The third runner-up proved to be the hardest.  I finally selected a picture of the pond taken today, appropriately named "Last Reflections of 2014."

My old calendar is almost filled now; 365 little squares marked and scribbled on. As always, I am excited to be starting a new calendar and a new year, and hope you are too.

Thanks for coming along on what may be this year's last walk along The Chip Butter Trail.  Best wishes to you all for a Happy Happy New Year!

Last Reflections of 2014

Sunday, December 28, 2014

Jeepin' Along on a Rainy Day...

Yesterday, the Old Cowboy and I were jeepin' along on a rainy day, only a couple of miles from home, when...Whoa!  There they were!  For just a moment, I imagined I might be somewhere along the Upper Missouri River in Central Montana.  But, no, I had seen these creatures here before, for they belong to a friend and neighbor just down the road, but they never fail to excite me.  Through them, I see an image of the old west, and of what attracts us to that old West of yesteryear.


Jeepin' along...

Saturday, December 20, 2014

Happy Holidays...

May we always keep a little of the Christmas spirit tucked away in our hearts.

2014 Father Christmas



Wednesday, December 10, 2014

Four Strong Winds...

Four Strong Winds that blow lonely, Seven seas that run high,
All these things don't change, Come what may...  
                                                                                ~ Ian Tyson


Doeskin on eco-print cloth


The time of Four Strong Winds  was before the horse on the vast great plains of "America."  It was long before there were sparkling glass beads and colorful trade blankets.  There was just the land, the waters, and the Four Strong Winds...
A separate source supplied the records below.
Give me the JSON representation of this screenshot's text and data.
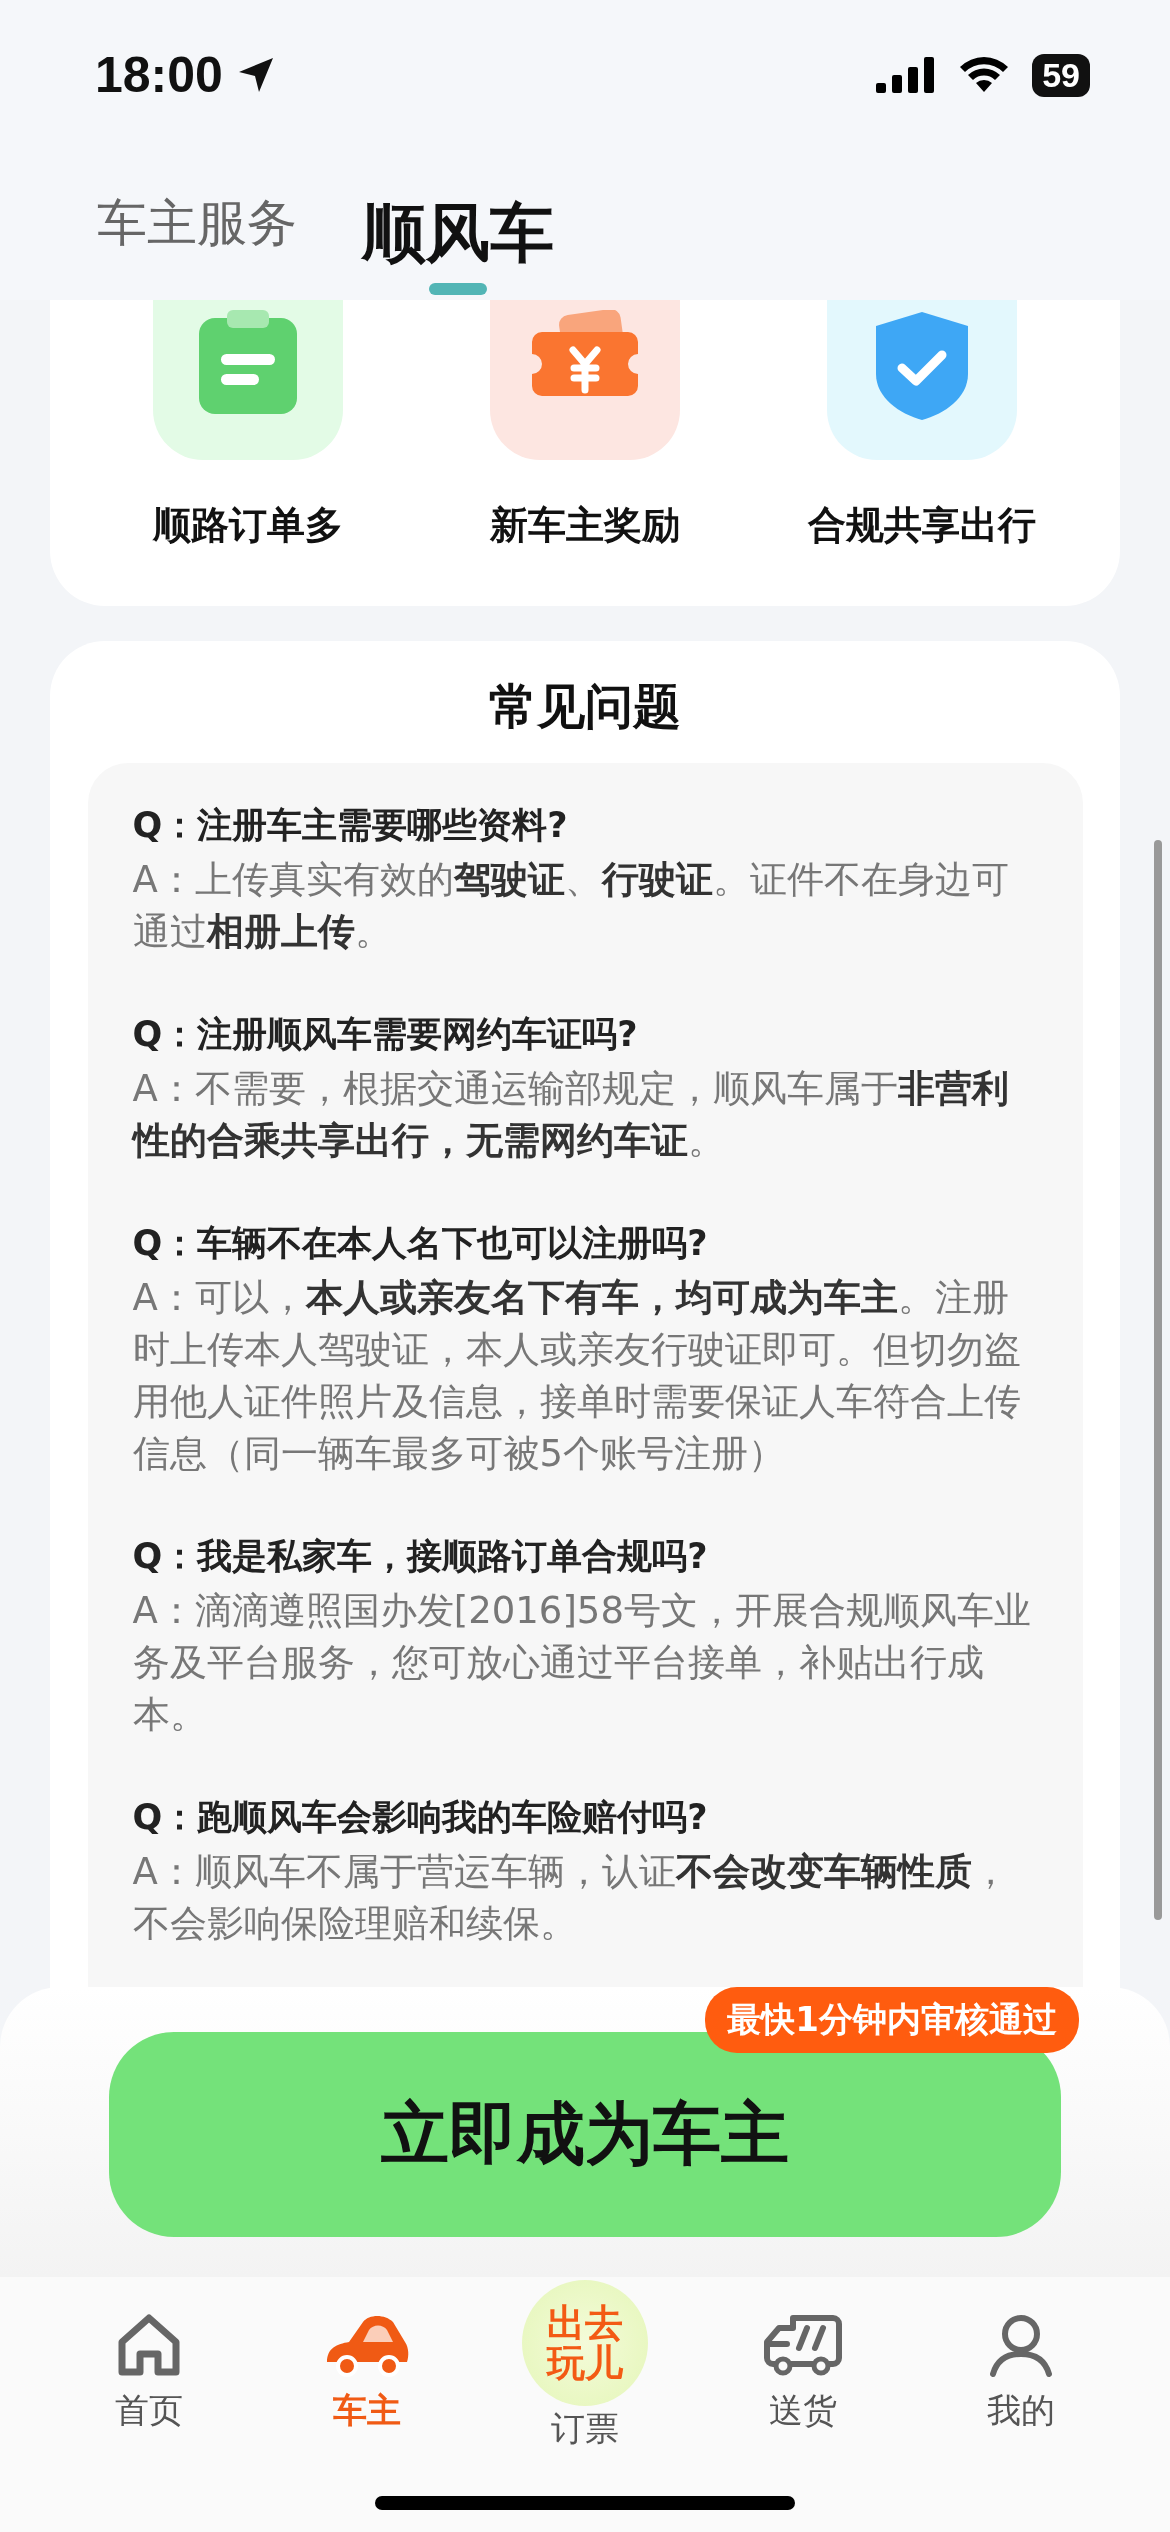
{
  "status_bar": {
    "time": "18:00",
    "battery": "59"
  },
  "tabs": [
    {
      "label": "车主服务",
      "selected": false
    },
    {
      "label": "顺风车",
      "selected": true
    }
  ],
  "features": [
    {
      "kind": "clipboard",
      "label": "顺路订单多"
    },
    {
      "kind": "ticket",
      "label": "新车主奖励"
    },
    {
      "kind": "shield",
      "label": "合规共享出行"
    }
  ],
  "faq": {
    "title": "常见问题",
    "items": [
      {
        "question": "Q：注册车主需要哪些资料?",
        "answer": "A：上传真实有效的**驾驶证**、**行驶证**。证件不在身边可通过**相册上传**。"
      },
      {
        "question": "Q：注册顺风车需要网约车证吗?",
        "answer": "A：不需要，根据交通运输部规定，顺风车属于**非营利性的合乘共享出行，无需网约车证**。"
      },
      {
        "question": "Q：车辆不在本人名下也可以注册吗?",
        "answer": "A：可以，**本人或亲友名下有车，均可成为车主**。注册时上传本人驾驶证，本人或亲友行驶证即可。但切勿盗用他人证件照片及信息，接单时需要保证人车符合上传信息（同一辆车最多可被5个账号注册）"
      },
      {
        "question": "Q：我是私家车，接顺路订单合规吗?",
        "answer": "A：滴滴遵照国办发[2016]58号文，开展合规顺风车业务及平台服务，您可放心通过平台接单，补贴出行成本。"
      },
      {
        "question": "Q：跑顺风车会影响我的车险赔付吗?",
        "answer": "A：顺风车不属于营运车辆，认证**不会改变车辆性质**，不会影响保险理赔和续保。"
      }
    ]
  },
  "cta": {
    "label": "立即成为车主",
    "badge": "最快1分钟内审核通过"
  },
  "nav": [
    {
      "kind": "home",
      "label": "首页",
      "selected": false
    },
    {
      "kind": "car",
      "label": "车主",
      "selected": true
    },
    {
      "kind": "promo",
      "label": "订票",
      "promo_lines": [
        "出去",
        "玩儿"
      ],
      "selected": false
    },
    {
      "kind": "truck",
      "label": "送货",
      "selected": false
    },
    {
      "kind": "person",
      "label": "我的",
      "selected": false
    }
  ]
}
Weather on the plains was unpredictable and often dangerous for the Plains inhabitants.  Summer brought violent thunderstorms and tornadoes; winter, fierce blizzards blew in from the north and with it immense snowfall.  At other times, searing gale-strength winds raged out of the south to wither the grass and threaten every growing thing. 
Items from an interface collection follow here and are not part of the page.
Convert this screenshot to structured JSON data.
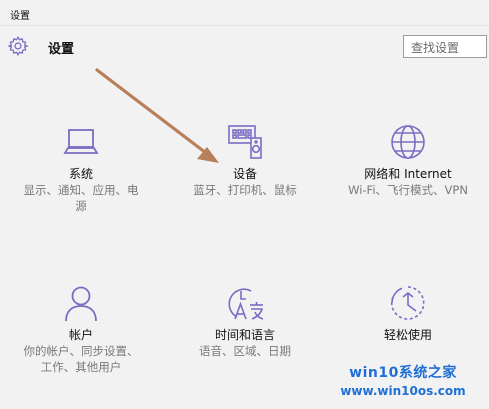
{
  "window": {
    "title": "设置"
  },
  "header": {
    "title": "设置",
    "icon": "gear-icon"
  },
  "search": {
    "placeholder": "查找设置"
  },
  "tiles": [
    {
      "label": "系统",
      "desc": [
        "显示、通知、应用、电",
        "源"
      ],
      "icon": "laptop-icon"
    },
    {
      "label": "设备",
      "desc": [
        "蓝牙、打印机、鼠标"
      ],
      "icon": "devices-icon"
    },
    {
      "label": "网络和 Internet",
      "desc": [
        "Wi-Fi、飞行模式、VPN"
      ],
      "icon": "globe-icon"
    },
    {
      "label": "帐户",
      "desc": [
        "你的帐户、同步设置、",
        "工作、其他用户"
      ],
      "icon": "person-icon"
    },
    {
      "label": "时间和语言",
      "desc": [
        "语音、区域、日期"
      ],
      "icon": "time-language-icon"
    },
    {
      "label": "轻松使用",
      "desc": [],
      "icon": "ease-of-access-icon"
    }
  ],
  "watermark": {
    "title": "win10系统之家",
    "url": "www.win10os.com"
  },
  "colors": {
    "accent": "#7a6cc4",
    "arrow": "#b8805a",
    "watermark": "#1f6fd6"
  }
}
But, it was the buffalo that was key to life on the plains.  Gigantic herds roamed the vast range, matching the immensity of land and sky.  In the words of the 19th century zoologist William T. Hornaday:  "It would have been as easy to count the number of leaves in a forest as to calculate the number of buffaloes living at any given time previous to 1890."
Eco print on the cloth provided realistic looking smoke rising from the largest teepee.  Can you see the wee one on the young woman's back? 

The tribes...
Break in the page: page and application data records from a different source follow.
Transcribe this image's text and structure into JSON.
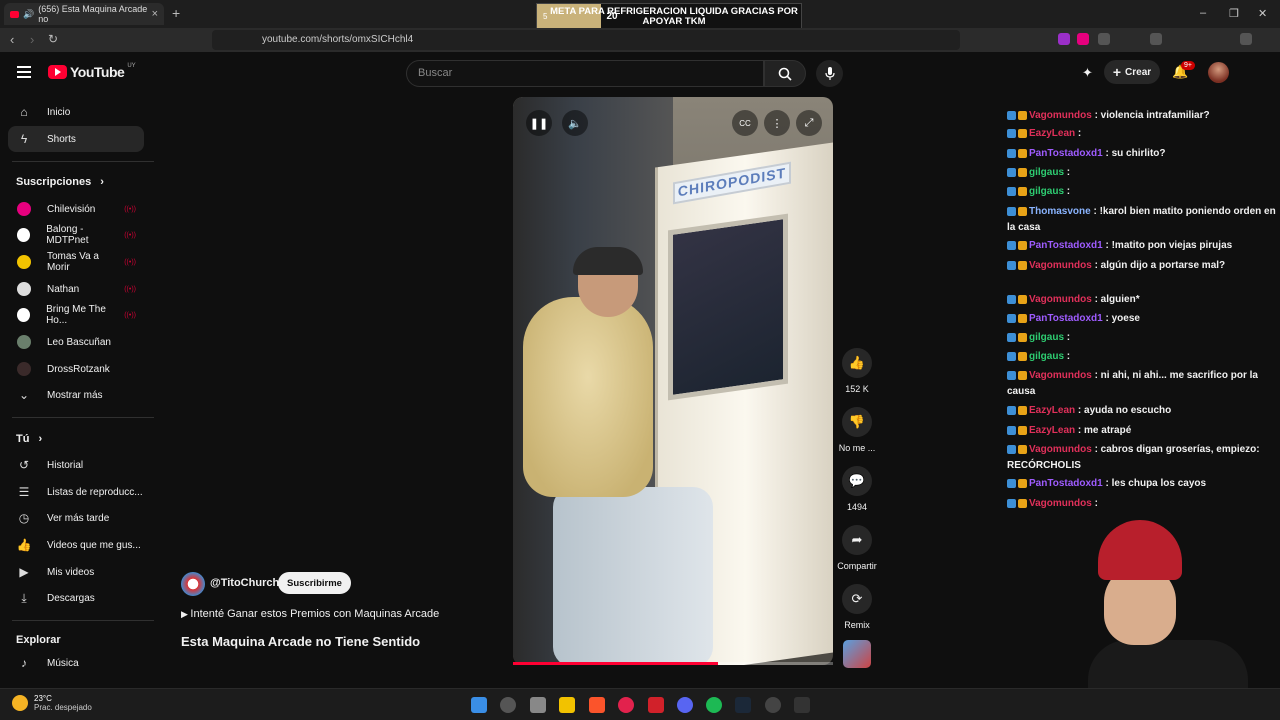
{
  "browser": {
    "tab_title": "(656) Esta Maquina Arcade no",
    "url": "youtube.com/shorts/omxSICHchl4"
  },
  "stream_overlay": {
    "progress_number": "5",
    "message": "META PARA REFRIGERACION LIQUIDA GRACIAS POR APOYAR TKM",
    "goal_number": "20"
  },
  "header": {
    "logo_text": "YouTube",
    "country_code": "UY",
    "search_placeholder": "Buscar",
    "create_label": "Crear",
    "notification_count": "9+"
  },
  "sidebar": {
    "main": [
      {
        "label": "Inicio",
        "icon": "home-icon"
      },
      {
        "label": "Shorts",
        "icon": "shorts-icon",
        "active": true
      }
    ],
    "subscriptions_heading": "Suscripciones",
    "subscriptions": [
      {
        "label": "Chilevisión",
        "color": "#e6007e",
        "live": true
      },
      {
        "label": "Balong - MDTPnet",
        "color": "#ffffff",
        "live": true
      },
      {
        "label": "Tomas Va a Morir",
        "color": "#f2c300",
        "live": true
      },
      {
        "label": "Nathan",
        "color": "#dddddd",
        "live": true
      },
      {
        "label": "Bring Me The Ho...",
        "color": "#ffffff",
        "live": true
      },
      {
        "label": "Leo Bascuñan",
        "color": "#6a7f6c",
        "live": false
      },
      {
        "label": "DrossRotzank",
        "color": "#3a2a2a",
        "live": false
      },
      {
        "label": "Mostrar más",
        "color": "",
        "live": false
      }
    ],
    "you_heading": "Tú",
    "you_items": [
      {
        "label": "Historial",
        "icon": "history-icon"
      },
      {
        "label": "Listas de reproducc...",
        "icon": "playlists-icon"
      },
      {
        "label": "Ver más tarde",
        "icon": "watch-later-icon"
      },
      {
        "label": "Videos que me gus...",
        "icon": "liked-videos-icon"
      },
      {
        "label": "Mis videos",
        "icon": "my-videos-icon"
      },
      {
        "label": "Descargas",
        "icon": "downloads-icon"
      }
    ],
    "explore_heading": "Explorar",
    "explore_items": [
      {
        "label": "Música",
        "icon": "music-icon"
      }
    ]
  },
  "video": {
    "sign_text": "CHIROPODIST",
    "progress": 0.64
  },
  "actions": {
    "likes": "152 K",
    "dislike_label": "No me ...",
    "comments": "1494",
    "share_label": "Compartir",
    "remix_label": "Remix"
  },
  "channel": {
    "name": "@TitoChurch",
    "subscribe_label": "Suscribirme",
    "playlist_text": "Intenté Ganar estos Premios con Maquinas Arcade",
    "title": "Esta Maquina Arcade no Tiene Sentido"
  },
  "chat": {
    "messages": [
      {
        "user": "Vagomundos",
        "color": "#e0305a",
        "text": ": violencia intrafamiliar?"
      },
      {
        "user": "EazyLean",
        "color": "#e0305a",
        "text": ":"
      },
      {
        "user": "PanTostadoxd1",
        "color": "#9f5cff",
        "text": ": su chirlito?"
      },
      {
        "user": "gilgaus",
        "color": "#2ecc71",
        "text": ":"
      },
      {
        "user": "gilgaus",
        "color": "#2ecc71",
        "text": ":"
      },
      {
        "user": "Thomasvone",
        "color": "#8ab4ff",
        "text": ": !karol bien matito poniendo orden en la casa"
      },
      {
        "user": "PanTostadoxd1",
        "color": "#9f5cff",
        "text": ": !matito pon viejas pirujas"
      },
      {
        "user": "Vagomundos",
        "color": "#e0305a",
        "text": ": algún dijo a portarse mal?"
      },
      {
        "user": "Vagomundos",
        "color": "#e0305a",
        "text": ": alguien*"
      },
      {
        "user": "PanTostadoxd1",
        "color": "#9f5cff",
        "text": ": yoese"
      },
      {
        "user": "gilgaus",
        "color": "#2ecc71",
        "text": ":"
      },
      {
        "user": "gilgaus",
        "color": "#2ecc71",
        "text": ":"
      },
      {
        "user": "Vagomundos",
        "color": "#e0305a",
        "text": ": ni ahi, ni ahi... me sacrifico por la causa"
      },
      {
        "user": "EazyLean",
        "color": "#e0305a",
        "text": ": ayuda no escucho"
      },
      {
        "user": "EazyLean",
        "color": "#e0305a",
        "text": ": me atrapé"
      },
      {
        "user": "Vagomundos",
        "color": "#e0305a",
        "text": ": cabros digan groserías, empiezo: RECÓRCHOLIS"
      },
      {
        "user": "PanTostadoxd1",
        "color": "#9f5cff",
        "text": ": les chupa los cayos"
      },
      {
        "user": "Vagomundos",
        "color": "#e0305a",
        "text": ":"
      }
    ]
  },
  "taskbar": {
    "temperature": "23°C",
    "weather": "Prac. despejado"
  }
}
The species, Bison bison...


Wednesday, December 3, 2014

The Tribes...

Thirteen tribes.  I had planned on fourteen, but things got crowded near the top, so "Blackfoot" had to be left off.  The single ply of red floss seemed to behave better than the black, or maybe I just began to get a better feel for the tedious work.  I suppose I should give this map a title..."The Tribes," I think.


And, what's going on with the robins?  Saturday afternoon, and again on Sunday, but to a lesser degree, a steady stream of robins flew in a southwesterly direction over our house.  There had to be thousands of them, for in the shot below there are about fifty (I tried to count) and that was just what I captured in one click of my camera.  This steady stream went on and on for well over two hours.  I couldn't help wonder where they were going, and what they would eat when they got there?  Surely would take a lot of earth worms!


And still they came...  They were close enough that I could see their red breasts.


We all watched the flight of the robins above, even Nell, I think, who was quite content to lie at my feet and chew on her new bone.  Early in the summer, there had been a dead deer not far off The Chip Butter Trail. The smell was not pleasant to me, but to Nell it was an invitation to come find a bone to carry home, which she often did, sometimes with my help. (I wrapped the bones in leaves when I carried them.)

Since the hot days of summer, I have been leaving Nell home to guard the place.  And... well... it's hard to think about, but she's past fourteen now and the climb up the trail is hard on an elderly lady, such as she now is.  When I saw this bone on the path, I thought of her, picked it up, and carried it home to my sweet Nell.  I could tell she was delighted.